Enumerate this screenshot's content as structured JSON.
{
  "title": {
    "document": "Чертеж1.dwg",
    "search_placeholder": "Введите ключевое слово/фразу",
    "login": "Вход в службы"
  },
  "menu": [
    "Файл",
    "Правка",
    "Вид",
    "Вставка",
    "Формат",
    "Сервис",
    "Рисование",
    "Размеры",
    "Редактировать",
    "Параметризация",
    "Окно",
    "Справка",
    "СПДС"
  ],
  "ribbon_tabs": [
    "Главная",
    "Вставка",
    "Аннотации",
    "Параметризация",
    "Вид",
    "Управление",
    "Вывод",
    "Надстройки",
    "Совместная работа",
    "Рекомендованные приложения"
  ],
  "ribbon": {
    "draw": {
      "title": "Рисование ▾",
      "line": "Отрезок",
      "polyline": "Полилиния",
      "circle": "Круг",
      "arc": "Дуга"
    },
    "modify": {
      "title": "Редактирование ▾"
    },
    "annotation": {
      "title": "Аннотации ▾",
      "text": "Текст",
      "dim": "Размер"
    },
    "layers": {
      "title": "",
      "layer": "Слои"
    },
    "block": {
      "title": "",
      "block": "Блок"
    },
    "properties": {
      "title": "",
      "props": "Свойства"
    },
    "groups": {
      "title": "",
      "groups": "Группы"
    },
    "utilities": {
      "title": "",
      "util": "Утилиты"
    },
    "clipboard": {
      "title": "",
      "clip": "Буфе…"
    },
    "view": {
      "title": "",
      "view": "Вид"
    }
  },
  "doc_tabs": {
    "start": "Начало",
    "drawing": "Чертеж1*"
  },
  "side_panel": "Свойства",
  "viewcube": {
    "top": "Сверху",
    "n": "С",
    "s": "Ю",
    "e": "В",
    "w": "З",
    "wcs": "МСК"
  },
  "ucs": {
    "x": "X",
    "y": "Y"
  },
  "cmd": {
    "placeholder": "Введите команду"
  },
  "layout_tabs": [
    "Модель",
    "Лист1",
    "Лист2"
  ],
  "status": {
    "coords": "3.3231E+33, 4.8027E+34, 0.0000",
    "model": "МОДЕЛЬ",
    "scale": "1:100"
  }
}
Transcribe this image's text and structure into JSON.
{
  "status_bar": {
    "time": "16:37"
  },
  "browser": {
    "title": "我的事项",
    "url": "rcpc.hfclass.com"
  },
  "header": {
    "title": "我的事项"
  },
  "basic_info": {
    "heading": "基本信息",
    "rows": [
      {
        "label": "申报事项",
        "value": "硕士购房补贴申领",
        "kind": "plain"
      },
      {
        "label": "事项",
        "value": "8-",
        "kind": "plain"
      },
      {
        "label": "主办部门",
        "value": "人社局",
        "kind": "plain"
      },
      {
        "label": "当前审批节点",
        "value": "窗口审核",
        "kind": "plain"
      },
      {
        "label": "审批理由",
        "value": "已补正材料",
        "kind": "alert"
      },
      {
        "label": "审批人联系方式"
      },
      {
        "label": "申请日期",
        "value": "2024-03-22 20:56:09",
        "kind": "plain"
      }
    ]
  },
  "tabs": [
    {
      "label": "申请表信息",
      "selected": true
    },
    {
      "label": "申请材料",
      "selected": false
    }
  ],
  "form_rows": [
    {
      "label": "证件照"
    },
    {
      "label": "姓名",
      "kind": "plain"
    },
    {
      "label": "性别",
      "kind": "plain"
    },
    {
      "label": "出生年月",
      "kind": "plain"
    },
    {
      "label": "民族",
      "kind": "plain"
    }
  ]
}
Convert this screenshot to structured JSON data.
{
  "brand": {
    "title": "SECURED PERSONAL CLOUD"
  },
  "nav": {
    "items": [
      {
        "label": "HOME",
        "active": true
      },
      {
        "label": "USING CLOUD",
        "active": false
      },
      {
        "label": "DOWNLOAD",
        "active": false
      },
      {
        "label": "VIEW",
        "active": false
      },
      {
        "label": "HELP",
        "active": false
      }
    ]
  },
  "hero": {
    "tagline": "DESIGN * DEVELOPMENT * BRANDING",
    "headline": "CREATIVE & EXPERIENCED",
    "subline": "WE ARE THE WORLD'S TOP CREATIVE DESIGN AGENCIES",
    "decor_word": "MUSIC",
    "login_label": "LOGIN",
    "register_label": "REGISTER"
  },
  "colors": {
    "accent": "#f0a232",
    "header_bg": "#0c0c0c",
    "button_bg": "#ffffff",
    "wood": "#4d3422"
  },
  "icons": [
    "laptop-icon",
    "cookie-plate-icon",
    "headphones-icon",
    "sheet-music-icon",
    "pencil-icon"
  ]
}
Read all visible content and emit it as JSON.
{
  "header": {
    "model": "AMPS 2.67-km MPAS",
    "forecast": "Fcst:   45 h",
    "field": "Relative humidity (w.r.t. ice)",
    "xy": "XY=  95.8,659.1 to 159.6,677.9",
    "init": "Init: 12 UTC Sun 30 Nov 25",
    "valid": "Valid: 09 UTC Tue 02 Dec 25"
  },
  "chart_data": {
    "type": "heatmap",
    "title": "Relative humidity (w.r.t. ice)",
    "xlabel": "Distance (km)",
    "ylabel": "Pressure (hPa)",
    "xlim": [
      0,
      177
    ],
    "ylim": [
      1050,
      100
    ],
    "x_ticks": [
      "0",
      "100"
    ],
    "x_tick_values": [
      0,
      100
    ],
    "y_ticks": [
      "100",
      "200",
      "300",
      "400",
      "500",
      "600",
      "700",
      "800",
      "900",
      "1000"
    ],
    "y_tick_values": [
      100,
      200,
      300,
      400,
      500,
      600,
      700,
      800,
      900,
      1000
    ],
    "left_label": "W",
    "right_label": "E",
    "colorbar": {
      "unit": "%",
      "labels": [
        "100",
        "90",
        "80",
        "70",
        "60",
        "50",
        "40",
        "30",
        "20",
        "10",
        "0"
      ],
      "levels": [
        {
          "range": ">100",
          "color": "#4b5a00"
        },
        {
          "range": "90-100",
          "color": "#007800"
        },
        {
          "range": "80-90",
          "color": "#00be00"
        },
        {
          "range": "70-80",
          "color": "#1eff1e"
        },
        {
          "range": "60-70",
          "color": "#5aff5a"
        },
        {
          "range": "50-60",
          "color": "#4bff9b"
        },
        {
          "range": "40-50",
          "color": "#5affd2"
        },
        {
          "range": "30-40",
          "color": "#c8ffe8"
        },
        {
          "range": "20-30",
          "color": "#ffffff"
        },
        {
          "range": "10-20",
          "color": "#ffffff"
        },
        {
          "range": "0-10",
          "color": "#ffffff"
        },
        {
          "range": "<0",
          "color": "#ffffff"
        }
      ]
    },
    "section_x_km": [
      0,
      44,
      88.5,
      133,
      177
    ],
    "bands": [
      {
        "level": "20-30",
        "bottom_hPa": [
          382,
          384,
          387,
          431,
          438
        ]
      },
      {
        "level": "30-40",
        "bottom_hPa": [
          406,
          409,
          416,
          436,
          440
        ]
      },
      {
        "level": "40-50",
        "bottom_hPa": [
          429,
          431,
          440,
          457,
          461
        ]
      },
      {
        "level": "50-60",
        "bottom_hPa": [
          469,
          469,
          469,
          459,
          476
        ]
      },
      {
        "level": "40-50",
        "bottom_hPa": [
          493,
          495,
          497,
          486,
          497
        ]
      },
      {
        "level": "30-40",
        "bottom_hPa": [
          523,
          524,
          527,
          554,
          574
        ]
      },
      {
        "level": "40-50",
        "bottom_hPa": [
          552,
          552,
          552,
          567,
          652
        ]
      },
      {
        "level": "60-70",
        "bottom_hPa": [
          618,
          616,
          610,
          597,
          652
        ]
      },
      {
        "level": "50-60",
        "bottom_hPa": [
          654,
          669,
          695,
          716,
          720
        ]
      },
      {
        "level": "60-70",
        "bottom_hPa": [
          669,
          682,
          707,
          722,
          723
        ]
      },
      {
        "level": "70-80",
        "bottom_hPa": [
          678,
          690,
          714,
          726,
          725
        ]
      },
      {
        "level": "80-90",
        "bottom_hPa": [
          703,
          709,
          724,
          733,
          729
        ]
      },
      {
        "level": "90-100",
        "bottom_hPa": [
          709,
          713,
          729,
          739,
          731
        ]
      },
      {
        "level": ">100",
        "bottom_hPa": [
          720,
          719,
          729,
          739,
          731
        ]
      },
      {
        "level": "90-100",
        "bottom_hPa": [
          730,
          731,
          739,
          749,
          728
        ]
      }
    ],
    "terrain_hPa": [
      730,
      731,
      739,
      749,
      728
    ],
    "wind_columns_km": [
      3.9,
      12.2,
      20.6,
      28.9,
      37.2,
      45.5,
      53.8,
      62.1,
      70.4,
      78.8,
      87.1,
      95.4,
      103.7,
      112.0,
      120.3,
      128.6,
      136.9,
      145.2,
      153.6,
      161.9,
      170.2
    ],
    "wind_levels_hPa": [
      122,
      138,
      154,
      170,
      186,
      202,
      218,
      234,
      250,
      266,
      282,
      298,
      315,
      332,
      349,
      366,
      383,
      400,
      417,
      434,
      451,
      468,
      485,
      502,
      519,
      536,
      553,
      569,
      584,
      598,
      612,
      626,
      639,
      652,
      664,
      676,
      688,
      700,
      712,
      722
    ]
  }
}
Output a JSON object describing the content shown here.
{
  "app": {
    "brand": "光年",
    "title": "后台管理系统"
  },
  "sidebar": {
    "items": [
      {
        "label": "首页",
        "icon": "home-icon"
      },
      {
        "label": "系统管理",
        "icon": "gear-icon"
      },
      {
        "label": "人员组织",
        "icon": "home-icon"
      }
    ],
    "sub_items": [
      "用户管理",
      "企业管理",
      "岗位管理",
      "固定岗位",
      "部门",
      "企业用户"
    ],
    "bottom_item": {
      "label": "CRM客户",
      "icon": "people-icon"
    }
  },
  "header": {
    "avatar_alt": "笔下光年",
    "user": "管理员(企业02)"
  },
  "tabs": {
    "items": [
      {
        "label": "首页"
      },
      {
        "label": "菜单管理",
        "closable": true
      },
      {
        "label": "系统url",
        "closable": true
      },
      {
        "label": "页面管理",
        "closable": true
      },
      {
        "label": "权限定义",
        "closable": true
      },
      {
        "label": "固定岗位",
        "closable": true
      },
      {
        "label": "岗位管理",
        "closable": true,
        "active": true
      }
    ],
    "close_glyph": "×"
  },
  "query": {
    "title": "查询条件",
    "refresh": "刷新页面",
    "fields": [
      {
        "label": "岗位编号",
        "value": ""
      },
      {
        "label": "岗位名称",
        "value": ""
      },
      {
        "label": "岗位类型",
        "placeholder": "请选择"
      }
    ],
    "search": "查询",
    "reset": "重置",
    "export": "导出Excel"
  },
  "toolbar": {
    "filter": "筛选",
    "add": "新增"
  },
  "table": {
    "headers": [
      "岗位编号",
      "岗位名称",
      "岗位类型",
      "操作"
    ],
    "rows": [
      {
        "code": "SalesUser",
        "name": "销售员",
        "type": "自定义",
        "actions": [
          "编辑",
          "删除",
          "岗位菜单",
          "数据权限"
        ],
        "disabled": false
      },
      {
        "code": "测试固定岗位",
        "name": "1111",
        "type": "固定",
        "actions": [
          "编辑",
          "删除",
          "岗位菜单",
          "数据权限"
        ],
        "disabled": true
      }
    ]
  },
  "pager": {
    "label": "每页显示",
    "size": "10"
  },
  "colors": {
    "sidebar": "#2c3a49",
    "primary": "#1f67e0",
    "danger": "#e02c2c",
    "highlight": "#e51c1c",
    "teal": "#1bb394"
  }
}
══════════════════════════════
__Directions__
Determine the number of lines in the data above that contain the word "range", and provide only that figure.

__Answer to this problem__
12